__AIM OF THE TASK__
Give an exact copy of the data that follows, but none of its pictures.

[Data records for software interfaces]
*** Begin section ***

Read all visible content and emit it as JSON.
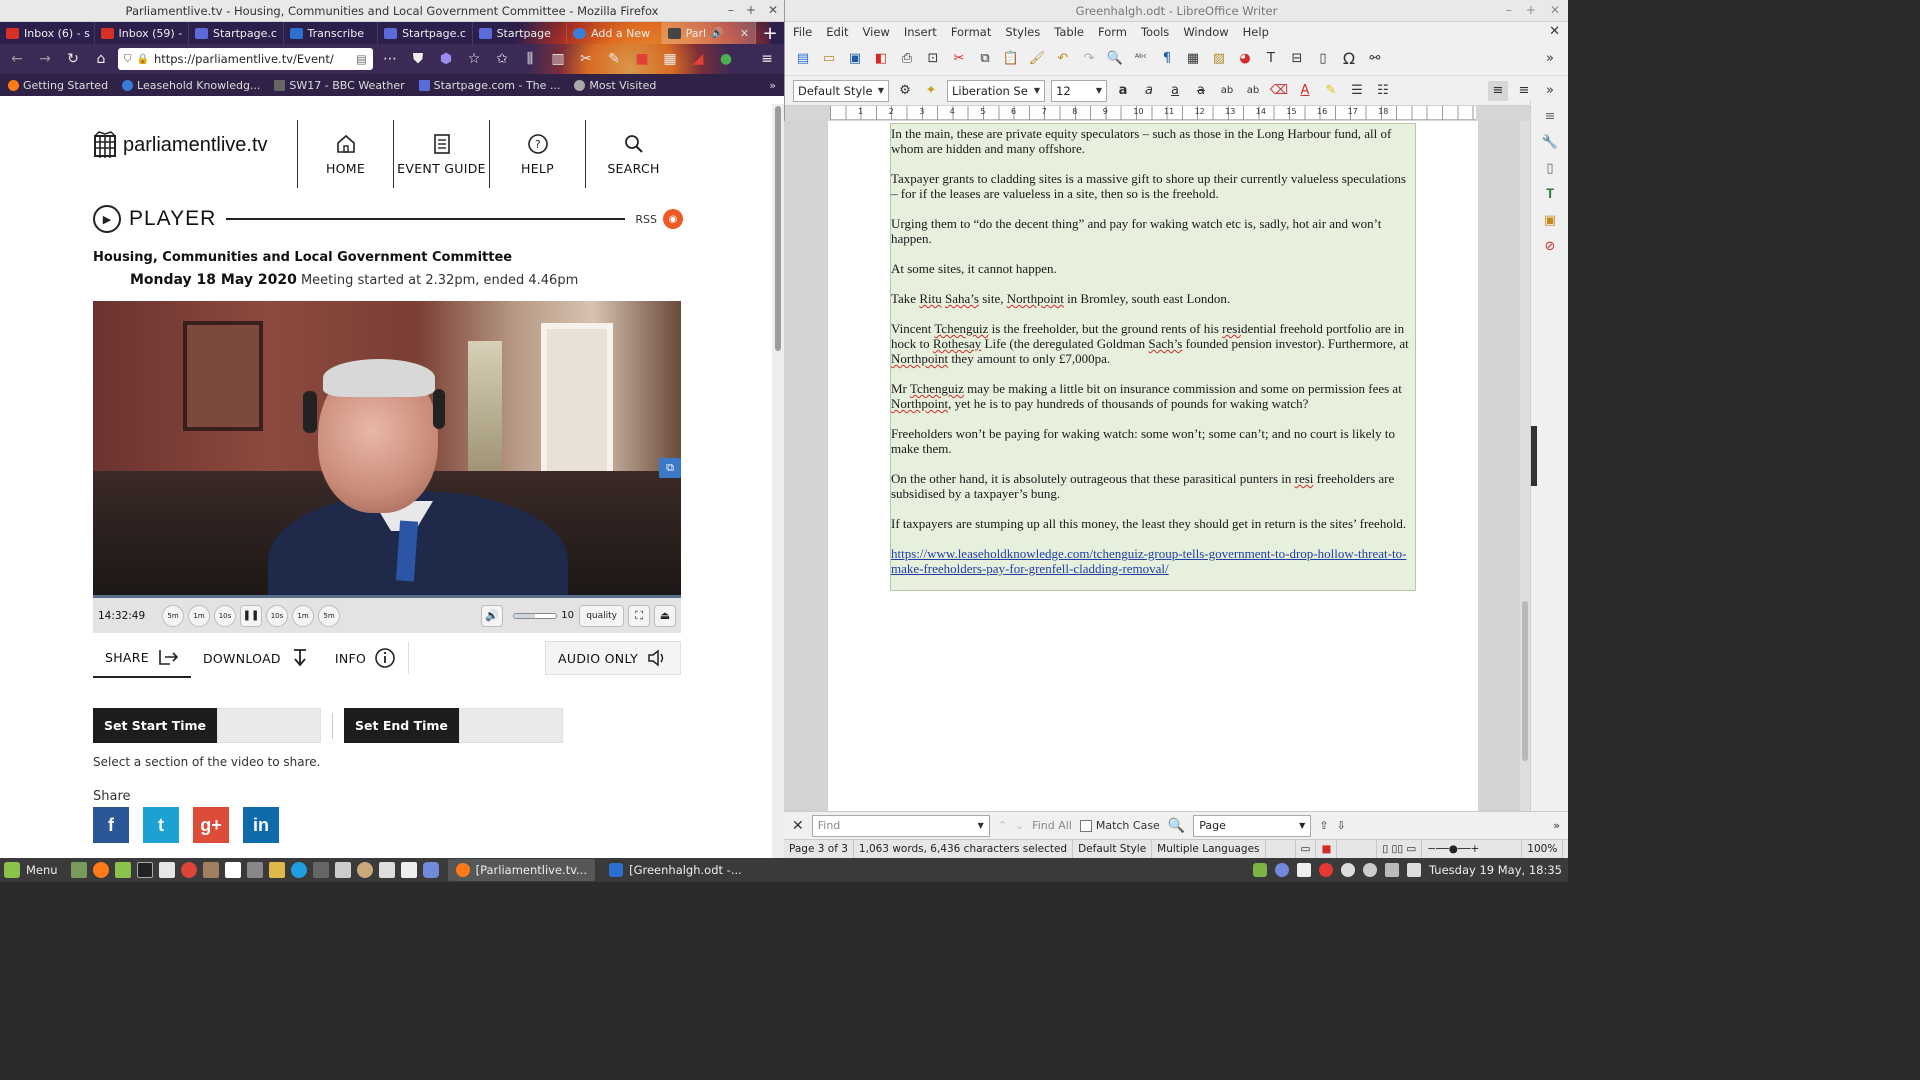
{
  "firefox": {
    "window_title": "Parliamentlive.tv - Housing, Communities and Local Government Committee - Mozilla Firefox",
    "tabs": [
      {
        "label": "Inbox (6) - s",
        "color": "#d93025"
      },
      {
        "label": "Inbox (59) -",
        "color": "#d93025"
      },
      {
        "label": "Startpage.c",
        "color": "#5b6bd8"
      },
      {
        "label": "Transcribe",
        "color": "#2f6fd0"
      },
      {
        "label": "Startpage.c",
        "color": "#5b6bd8"
      },
      {
        "label": "Startpage",
        "color": "#5b6bd8"
      },
      {
        "label": "Add a New",
        "color": "#3b7dd8"
      },
      {
        "label": "Parl",
        "color": "#444"
      }
    ],
    "url": "https://parliamentlive.tv/Event/",
    "bookmarks": [
      {
        "label": "Getting Started",
        "color": "#ff7a18"
      },
      {
        "label": "Leasehold Knowledg...",
        "color": "#3a7bd5"
      },
      {
        "label": "SW17 - BBC Weather",
        "color": "#666"
      },
      {
        "label": "Startpage.com - The ...",
        "color": "#5b6bd8"
      },
      {
        "label": "Most Visited",
        "color": "#aaa"
      }
    ]
  },
  "page": {
    "logo": "parliamentlive.tv",
    "nav": [
      {
        "label": "HOME",
        "icon": "home-icon"
      },
      {
        "label": "EVENT GUIDE",
        "icon": "document-icon"
      },
      {
        "label": "HELP",
        "icon": "question-icon"
      },
      {
        "label": "SEARCH",
        "icon": "search-icon"
      }
    ],
    "player_label": "PLAYER",
    "rss_label": "RSS",
    "committee": "Housing, Communities and Local Government Committee",
    "date": "Monday 18 May 2020",
    "meeting_info": "Meeting started at 2.32pm, ended 4.46pm",
    "video": {
      "current_time": "14:32:49",
      "skip_buttons": [
        "5m",
        "1m",
        "10s",
        "10s",
        "1m",
        "5m"
      ],
      "volume": 10,
      "volume_fraction": 0.5,
      "quality_label": "quality"
    },
    "actions": {
      "share": "SHARE",
      "download": "DOWNLOAD",
      "info": "INFO",
      "audio_only": "AUDIO ONLY"
    },
    "set_start": "Set Start Time",
    "set_end": "Set End Time",
    "set_help": "Select a section of the video to share.",
    "share_heading": "Share",
    "social": [
      {
        "label": "f",
        "name": "facebook",
        "color": "#2b5698"
      },
      {
        "label": "t",
        "name": "twitter",
        "color": "#1da1d2"
      },
      {
        "label": "g+",
        "name": "google-plus",
        "color": "#dd4b39"
      },
      {
        "label": "in",
        "name": "linkedin",
        "color": "#0e6aa8"
      }
    ]
  },
  "writer": {
    "window_title": "Greenhalgh.odt - LibreOffice Writer",
    "menu": [
      "File",
      "Edit",
      "View",
      "Insert",
      "Format",
      "Styles",
      "Table",
      "Form",
      "Tools",
      "Window",
      "Help"
    ],
    "paragraph_style": "Default Style",
    "font_name": "Liberation Se",
    "font_size": "12",
    "ruler_numbers": [
      "1",
      "2",
      "3",
      "4",
      "5",
      "6",
      "7",
      "8",
      "9",
      "10",
      "11",
      "12",
      "13",
      "14",
      "15",
      "16",
      "17",
      "18"
    ],
    "paragraphs": [
      "In the main, these are private equity speculators – such as those in the Long Harbour fund, all of whom are hidden and many offshore.",
      "Taxpayer grants to cladding sites is a massive gift to shore up their currently valueless speculations – for if the leases are valueless in a site, then so is the freehold.",
      "Urging them to “do the decent thing” and pay for waking watch etc is, sadly, hot air and won’t happen.",
      "At some sites, it cannot happen.",
      "Take Ritu Saha’s site, Northpoint in Bromley, south east London.",
      "Vincent Tchenguiz is the freeholder, but the ground rents of his residential freehold portfolio are in hock to Rothesay Life (the deregulated Goldman Sach’s founded pension investor). Furthermore, at Northpoint they amount to only £7,000pa.",
      "Mr Tchenguiz may be making a little bit on insurance commission and some on permission fees at Northpoint, yet he is to pay hundreds of thousands of pounds for waking watch?",
      "Freeholders won’t be paying for waking watch: some won’t; some can’t; and no court is likely to make them.",
      "On the other hand, it is absolutely outrageous that these parasitical punters in resi freeholders are subsidised by a taxpayer’s bung.",
      "If taxpayers are stumping up all this money, the least they should get in return is the sites’ freehold."
    ],
    "link": "https://www.leaseholdknowledge.com/tchenguiz-group-tells-government-to-drop-hollow-threat-to-make-freeholders-pay-for-grenfell-cladding-removal/",
    "find": {
      "placeholder": "Find",
      "find_all": "Find All",
      "match_case": "Match Case",
      "scope": "Page"
    },
    "status": {
      "page": "Page 3 of 3",
      "words": "1,063 words, 6,436 characters selected",
      "style": "Default Style",
      "language": "Multiple Languages",
      "zoom": "100%"
    }
  },
  "taskbar": {
    "menu_label": "Menu",
    "tasks": [
      {
        "label": "[Parliamentlive.tv...",
        "color": "#ff7a18",
        "active": true
      },
      {
        "label": "[Greenhalgh.odt -...",
        "color": "#2a6fd0",
        "active": false
      }
    ],
    "clock": "Tuesday 19 May, 18:35"
  }
}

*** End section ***

__EXPECTED ANSWER__
Read all visible content and emit it as JSON.
{
  "firefox": {
    "window_title": "Parliamentlive.tv - Housing, Communities and Local Government Committee - Mozilla Firefox",
    "tabs": [
      {
        "label": "Inbox (6) - s",
        "color": "#d93025"
      },
      {
        "label": "Inbox (59) -",
        "color": "#d93025"
      },
      {
        "label": "Startpage.c",
        "color": "#5b6bd8"
      },
      {
        "label": "Transcribe",
        "color": "#2f6fd0"
      },
      {
        "label": "Startpage.c",
        "color": "#5b6bd8"
      },
      {
        "label": "Startpage",
        "color": "#5b6bd8"
      },
      {
        "label": "Add a New",
        "color": "#3b7dd8"
      },
      {
        "label": "Parl",
        "color": "#444"
      }
    ],
    "url": "https://parliamentlive.tv/Event/",
    "bookmarks": [
      {
        "label": "Getting Started",
        "color": "#ff7a18"
      },
      {
        "label": "Leasehold Knowledg...",
        "color": "#3a7bd5"
      },
      {
        "label": "SW17 - BBC Weather",
        "color": "#666"
      },
      {
        "label": "Startpage.com - The ...",
        "color": "#5b6bd8"
      },
      {
        "label": "Most Visited",
        "color": "#aaa"
      }
    ]
  },
  "page": {
    "logo": "parliamentlive.tv",
    "nav": [
      {
        "label": "HOME",
        "icon": "home-icon"
      },
      {
        "label": "EVENT GUIDE",
        "icon": "document-icon"
      },
      {
        "label": "HELP",
        "icon": "question-icon"
      },
      {
        "label": "SEARCH",
        "icon": "search-icon"
      }
    ],
    "player_label": "PLAYER",
    "rss_label": "RSS",
    "committee": "Housing, Communities and Local Government Committee",
    "date": "Monday 18 May 2020",
    "meeting_info": "Meeting started at 2.32pm, ended 4.46pm",
    "video": {
      "current_time": "14:32:49",
      "skip_buttons": [
        "5m",
        "1m",
        "10s",
        "10s",
        "1m",
        "5m"
      ],
      "volume": 10,
      "volume_fraction": 0.5,
      "quality_label": "quality"
    },
    "actions": {
      "share": "SHARE",
      "download": "DOWNLOAD",
      "info": "INFO",
      "audio_only": "AUDIO ONLY"
    },
    "set_start": "Set Start Time",
    "set_end": "Set End Time",
    "set_help": "Select a section of the video to share.",
    "share_heading": "Share",
    "social": [
      {
        "label": "f",
        "name": "facebook",
        "color": "#2b5698"
      },
      {
        "label": "t",
        "name": "twitter",
        "color": "#1da1d2"
      },
      {
        "label": "g+",
        "name": "google-plus",
        "color": "#dd4b39"
      },
      {
        "label": "in",
        "name": "linkedin",
        "color": "#0e6aa8"
      }
    ]
  },
  "writer": {
    "window_title": "Greenhalgh.odt - LibreOffice Writer",
    "menu": [
      "File",
      "Edit",
      "View",
      "Insert",
      "Format",
      "Styles",
      "Table",
      "Form",
      "Tools",
      "Window",
      "Help"
    ],
    "paragraph_style": "Default Style",
    "font_name": "Liberation Se",
    "font_size": "12",
    "ruler_numbers": [
      "1",
      "2",
      "3",
      "4",
      "5",
      "6",
      "7",
      "8",
      "9",
      "10",
      "11",
      "12",
      "13",
      "14",
      "15",
      "16",
      "17",
      "18"
    ],
    "paragraphs": [
      "In the main, these are private equity speculators – such as those in the Long Harbour fund, all of whom are hidden and many offshore.",
      "Taxpayer grants to cladding sites is a massive gift to shore up their currently valueless speculations – for if the leases are valueless in a site, then so is the freehold.",
      "Urging them to “do the decent thing” and pay for waking watch etc is, sadly, hot air and won’t happen.",
      "At some sites, it cannot happen.",
      "Take Ritu Saha’s site, Northpoint in Bromley, south east London.",
      "Vincent Tchenguiz is the freeholder, but the ground rents of his residential freehold portfolio are in hock to Rothesay Life (the deregulated Goldman Sach’s founded pension investor). Furthermore, at Northpoint they amount to only £7,000pa.",
      "Mr Tchenguiz may be making a little bit on insurance commission and some on permission fees at Northpoint, yet he is to pay hundreds of thousands of pounds for waking watch?",
      "Freeholders won’t be paying for waking watch: some won’t; some can’t; and no court is likely to make them.",
      "On the other hand, it is absolutely outrageous that these parasitical punters in resi freeholders are subsidised by a taxpayer’s bung.",
      "If taxpayers are stumping up all this money, the least they should get in return is the sites’ freehold."
    ],
    "link": "https://www.leaseholdknowledge.com/tchenguiz-group-tells-government-to-drop-hollow-threat-to-make-freeholders-pay-for-grenfell-cladding-removal/",
    "find": {
      "placeholder": "Find",
      "find_all": "Find All",
      "match_case": "Match Case",
      "scope": "Page"
    },
    "status": {
      "page": "Page 3 of 3",
      "words": "1,063 words, 6,436 characters selected",
      "style": "Default Style",
      "language": "Multiple Languages",
      "zoom": "100%"
    }
  },
  "taskbar": {
    "menu_label": "Menu",
    "tasks": [
      {
        "label": "[Parliamentlive.tv...",
        "color": "#ff7a18",
        "active": true
      },
      {
        "label": "[Greenhalgh.odt -...",
        "color": "#2a6fd0",
        "active": false
      }
    ],
    "clock": "Tuesday 19 May, 18:35"
  }
}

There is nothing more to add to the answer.